▸ **Problem**: Look for the string "name" in the listing below, then copy every line that has it.

[Start of section]

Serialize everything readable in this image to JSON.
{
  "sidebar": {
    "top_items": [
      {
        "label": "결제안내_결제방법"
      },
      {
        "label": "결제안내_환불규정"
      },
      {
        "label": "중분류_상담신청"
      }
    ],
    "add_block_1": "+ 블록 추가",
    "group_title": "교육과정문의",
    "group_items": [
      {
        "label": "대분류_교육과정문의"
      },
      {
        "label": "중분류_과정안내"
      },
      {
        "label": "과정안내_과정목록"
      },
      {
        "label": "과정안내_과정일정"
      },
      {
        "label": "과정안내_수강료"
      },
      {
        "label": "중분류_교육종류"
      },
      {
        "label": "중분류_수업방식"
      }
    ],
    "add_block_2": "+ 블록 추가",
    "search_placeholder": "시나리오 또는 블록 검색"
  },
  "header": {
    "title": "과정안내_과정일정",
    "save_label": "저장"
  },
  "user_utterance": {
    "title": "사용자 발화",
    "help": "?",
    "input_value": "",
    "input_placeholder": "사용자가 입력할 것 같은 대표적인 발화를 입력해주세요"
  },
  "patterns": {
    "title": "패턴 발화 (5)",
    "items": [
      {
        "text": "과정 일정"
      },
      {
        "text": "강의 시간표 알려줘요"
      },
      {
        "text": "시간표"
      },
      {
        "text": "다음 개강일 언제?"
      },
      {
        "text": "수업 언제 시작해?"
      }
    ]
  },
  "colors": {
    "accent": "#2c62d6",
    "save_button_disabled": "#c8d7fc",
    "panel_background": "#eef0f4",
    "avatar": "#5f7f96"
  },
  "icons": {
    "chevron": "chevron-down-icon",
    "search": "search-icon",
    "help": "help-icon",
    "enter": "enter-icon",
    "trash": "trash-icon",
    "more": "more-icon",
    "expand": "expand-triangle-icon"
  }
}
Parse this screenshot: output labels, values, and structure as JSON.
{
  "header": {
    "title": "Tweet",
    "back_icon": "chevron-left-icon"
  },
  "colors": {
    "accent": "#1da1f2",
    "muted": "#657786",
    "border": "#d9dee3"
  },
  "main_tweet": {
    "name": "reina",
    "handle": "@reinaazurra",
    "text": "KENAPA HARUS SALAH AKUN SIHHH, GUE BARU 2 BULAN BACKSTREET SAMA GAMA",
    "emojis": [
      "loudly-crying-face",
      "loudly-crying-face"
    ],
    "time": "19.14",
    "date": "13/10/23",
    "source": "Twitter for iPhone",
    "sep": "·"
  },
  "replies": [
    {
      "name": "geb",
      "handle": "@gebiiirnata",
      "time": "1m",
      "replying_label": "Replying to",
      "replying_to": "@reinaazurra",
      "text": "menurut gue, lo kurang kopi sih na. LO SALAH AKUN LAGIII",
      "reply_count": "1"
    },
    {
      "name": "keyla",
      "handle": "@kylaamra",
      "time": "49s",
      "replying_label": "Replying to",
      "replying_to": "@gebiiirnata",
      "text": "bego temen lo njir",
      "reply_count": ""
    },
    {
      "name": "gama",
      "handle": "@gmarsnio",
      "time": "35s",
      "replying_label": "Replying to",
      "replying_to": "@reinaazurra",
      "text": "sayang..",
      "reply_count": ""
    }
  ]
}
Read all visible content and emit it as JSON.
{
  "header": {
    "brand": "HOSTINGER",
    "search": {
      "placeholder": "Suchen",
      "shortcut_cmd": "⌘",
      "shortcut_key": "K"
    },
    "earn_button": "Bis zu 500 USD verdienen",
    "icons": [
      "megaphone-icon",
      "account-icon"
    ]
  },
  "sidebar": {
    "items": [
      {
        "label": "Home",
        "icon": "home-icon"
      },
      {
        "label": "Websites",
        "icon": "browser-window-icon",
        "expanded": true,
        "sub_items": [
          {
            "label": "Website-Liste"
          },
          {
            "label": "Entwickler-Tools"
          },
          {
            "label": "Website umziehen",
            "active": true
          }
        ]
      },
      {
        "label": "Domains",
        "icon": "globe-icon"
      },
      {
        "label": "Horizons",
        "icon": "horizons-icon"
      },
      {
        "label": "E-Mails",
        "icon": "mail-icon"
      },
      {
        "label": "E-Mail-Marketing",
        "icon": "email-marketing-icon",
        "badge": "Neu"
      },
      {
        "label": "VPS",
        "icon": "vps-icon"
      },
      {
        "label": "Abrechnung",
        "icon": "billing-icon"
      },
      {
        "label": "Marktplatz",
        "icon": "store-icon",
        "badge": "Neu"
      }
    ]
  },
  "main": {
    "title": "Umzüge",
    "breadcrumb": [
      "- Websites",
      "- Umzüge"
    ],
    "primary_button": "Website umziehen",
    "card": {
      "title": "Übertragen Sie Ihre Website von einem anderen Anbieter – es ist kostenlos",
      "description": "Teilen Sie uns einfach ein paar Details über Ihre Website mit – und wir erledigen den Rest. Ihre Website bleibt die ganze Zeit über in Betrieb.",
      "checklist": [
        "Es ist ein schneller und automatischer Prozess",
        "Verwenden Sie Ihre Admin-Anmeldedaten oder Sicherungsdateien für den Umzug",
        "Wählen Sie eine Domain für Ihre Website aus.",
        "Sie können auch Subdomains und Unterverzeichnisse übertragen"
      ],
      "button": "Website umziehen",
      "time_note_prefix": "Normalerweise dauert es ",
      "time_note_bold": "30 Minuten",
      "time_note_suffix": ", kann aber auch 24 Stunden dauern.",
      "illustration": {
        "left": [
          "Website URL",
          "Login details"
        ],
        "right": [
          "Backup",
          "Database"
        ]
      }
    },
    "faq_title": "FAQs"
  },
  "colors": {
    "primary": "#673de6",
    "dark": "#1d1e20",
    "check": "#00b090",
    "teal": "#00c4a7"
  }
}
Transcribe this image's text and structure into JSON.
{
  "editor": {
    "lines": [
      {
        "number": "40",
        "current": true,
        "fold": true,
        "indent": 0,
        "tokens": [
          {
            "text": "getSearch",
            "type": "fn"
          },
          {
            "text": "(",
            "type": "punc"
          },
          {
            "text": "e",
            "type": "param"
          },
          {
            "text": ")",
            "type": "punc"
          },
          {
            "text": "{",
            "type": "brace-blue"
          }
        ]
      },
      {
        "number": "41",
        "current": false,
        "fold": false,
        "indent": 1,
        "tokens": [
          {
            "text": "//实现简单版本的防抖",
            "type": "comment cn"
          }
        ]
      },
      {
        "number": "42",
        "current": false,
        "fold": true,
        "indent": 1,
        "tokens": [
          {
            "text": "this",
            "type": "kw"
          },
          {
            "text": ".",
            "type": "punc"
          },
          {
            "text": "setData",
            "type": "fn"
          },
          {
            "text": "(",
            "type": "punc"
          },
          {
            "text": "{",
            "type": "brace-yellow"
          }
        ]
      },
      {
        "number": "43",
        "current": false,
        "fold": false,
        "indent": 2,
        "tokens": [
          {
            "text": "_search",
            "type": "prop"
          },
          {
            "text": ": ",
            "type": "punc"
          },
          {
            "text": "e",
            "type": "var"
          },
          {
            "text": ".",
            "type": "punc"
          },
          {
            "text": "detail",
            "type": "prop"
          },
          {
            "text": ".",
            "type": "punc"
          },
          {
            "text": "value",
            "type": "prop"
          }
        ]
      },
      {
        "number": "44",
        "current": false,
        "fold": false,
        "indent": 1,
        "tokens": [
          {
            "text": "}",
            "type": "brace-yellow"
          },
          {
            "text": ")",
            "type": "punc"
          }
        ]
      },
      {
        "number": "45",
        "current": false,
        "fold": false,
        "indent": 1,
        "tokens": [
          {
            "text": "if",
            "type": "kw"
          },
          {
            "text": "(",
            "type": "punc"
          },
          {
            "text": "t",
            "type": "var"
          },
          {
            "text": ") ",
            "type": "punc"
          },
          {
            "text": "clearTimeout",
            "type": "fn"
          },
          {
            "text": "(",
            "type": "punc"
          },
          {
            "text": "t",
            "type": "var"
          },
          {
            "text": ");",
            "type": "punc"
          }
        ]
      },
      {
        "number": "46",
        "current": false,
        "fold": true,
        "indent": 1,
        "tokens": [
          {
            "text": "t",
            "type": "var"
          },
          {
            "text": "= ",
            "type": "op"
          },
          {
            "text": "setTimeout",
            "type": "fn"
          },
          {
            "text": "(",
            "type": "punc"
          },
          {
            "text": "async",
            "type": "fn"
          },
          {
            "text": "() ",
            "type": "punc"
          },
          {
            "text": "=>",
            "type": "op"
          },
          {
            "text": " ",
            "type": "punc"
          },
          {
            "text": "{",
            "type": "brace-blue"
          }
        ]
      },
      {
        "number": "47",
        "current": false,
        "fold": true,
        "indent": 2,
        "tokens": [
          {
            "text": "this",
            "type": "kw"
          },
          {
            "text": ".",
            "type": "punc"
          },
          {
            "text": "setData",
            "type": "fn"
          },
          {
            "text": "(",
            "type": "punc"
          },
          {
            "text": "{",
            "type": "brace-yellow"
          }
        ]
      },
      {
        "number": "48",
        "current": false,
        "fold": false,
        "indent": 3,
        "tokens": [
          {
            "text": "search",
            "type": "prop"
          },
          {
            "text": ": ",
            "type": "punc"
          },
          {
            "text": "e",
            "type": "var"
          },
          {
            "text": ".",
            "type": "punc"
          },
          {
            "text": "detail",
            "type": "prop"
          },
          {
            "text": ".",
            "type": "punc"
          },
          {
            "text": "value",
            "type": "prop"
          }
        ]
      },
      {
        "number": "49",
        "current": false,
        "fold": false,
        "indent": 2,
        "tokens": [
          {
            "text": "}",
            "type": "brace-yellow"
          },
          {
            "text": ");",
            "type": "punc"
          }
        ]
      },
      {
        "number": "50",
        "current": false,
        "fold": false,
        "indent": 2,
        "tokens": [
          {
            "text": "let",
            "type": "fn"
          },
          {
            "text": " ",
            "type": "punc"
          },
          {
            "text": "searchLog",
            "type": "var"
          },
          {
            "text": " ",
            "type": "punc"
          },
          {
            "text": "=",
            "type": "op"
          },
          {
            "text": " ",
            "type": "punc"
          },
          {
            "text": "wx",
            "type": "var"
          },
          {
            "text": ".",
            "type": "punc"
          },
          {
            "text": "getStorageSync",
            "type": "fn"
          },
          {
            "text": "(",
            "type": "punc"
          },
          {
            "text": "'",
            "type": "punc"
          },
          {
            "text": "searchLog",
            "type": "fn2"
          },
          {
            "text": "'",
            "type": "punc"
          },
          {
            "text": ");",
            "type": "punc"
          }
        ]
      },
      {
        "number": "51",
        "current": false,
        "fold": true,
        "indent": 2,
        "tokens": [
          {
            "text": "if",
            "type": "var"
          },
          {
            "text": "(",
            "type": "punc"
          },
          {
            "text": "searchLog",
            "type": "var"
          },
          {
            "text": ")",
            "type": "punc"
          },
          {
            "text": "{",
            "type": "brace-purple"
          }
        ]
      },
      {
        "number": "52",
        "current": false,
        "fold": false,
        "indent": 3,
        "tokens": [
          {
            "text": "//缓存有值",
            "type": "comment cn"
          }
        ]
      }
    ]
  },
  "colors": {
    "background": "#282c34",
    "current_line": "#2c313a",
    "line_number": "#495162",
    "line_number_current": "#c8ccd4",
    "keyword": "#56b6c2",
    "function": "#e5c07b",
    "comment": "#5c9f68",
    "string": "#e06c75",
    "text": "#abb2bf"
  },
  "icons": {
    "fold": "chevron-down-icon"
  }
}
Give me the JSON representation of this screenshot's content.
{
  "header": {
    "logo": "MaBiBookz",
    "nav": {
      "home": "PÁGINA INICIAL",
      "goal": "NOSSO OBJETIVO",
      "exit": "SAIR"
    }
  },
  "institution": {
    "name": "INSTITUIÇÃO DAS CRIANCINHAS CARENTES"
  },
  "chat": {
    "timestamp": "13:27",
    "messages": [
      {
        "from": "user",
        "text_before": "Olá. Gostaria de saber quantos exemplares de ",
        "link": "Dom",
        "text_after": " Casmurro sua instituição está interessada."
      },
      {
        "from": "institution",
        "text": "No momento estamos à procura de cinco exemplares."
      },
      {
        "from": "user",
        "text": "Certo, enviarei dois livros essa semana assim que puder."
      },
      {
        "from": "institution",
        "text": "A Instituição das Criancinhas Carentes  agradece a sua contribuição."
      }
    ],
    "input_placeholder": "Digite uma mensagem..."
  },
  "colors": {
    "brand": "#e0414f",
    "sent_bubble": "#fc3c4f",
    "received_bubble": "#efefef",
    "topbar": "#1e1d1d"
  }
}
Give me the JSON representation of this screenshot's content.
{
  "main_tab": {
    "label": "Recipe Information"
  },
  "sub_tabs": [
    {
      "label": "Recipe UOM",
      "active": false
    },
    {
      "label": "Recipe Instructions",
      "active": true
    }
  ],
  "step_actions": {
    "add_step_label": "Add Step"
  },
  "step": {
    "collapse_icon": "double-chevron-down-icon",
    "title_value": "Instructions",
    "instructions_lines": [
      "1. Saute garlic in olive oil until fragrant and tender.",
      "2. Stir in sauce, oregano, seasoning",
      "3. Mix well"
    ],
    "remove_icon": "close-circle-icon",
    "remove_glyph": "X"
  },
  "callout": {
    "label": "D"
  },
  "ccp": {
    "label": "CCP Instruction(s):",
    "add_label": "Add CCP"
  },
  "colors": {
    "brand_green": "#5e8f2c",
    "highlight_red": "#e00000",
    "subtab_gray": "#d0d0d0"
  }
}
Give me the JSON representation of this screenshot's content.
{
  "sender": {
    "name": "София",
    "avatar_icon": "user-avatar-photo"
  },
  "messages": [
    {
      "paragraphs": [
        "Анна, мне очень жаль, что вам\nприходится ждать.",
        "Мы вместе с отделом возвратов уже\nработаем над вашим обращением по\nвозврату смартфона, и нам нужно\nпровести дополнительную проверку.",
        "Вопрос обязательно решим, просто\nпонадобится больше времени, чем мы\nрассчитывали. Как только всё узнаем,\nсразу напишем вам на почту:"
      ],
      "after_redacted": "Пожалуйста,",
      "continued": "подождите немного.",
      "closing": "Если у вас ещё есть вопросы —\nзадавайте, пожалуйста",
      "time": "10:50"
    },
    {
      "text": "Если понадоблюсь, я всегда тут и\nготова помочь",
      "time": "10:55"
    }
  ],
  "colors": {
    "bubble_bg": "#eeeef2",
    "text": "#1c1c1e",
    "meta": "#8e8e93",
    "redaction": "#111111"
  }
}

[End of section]

▸ **Solution for this exercise**:
    "name": "reina",
      "name": "geb",
      "name": "keyla",
      "name": "gama",
    "name": "INSTITUIÇÃO DAS CRIANCINHAS CARENTES"
    "name": "София",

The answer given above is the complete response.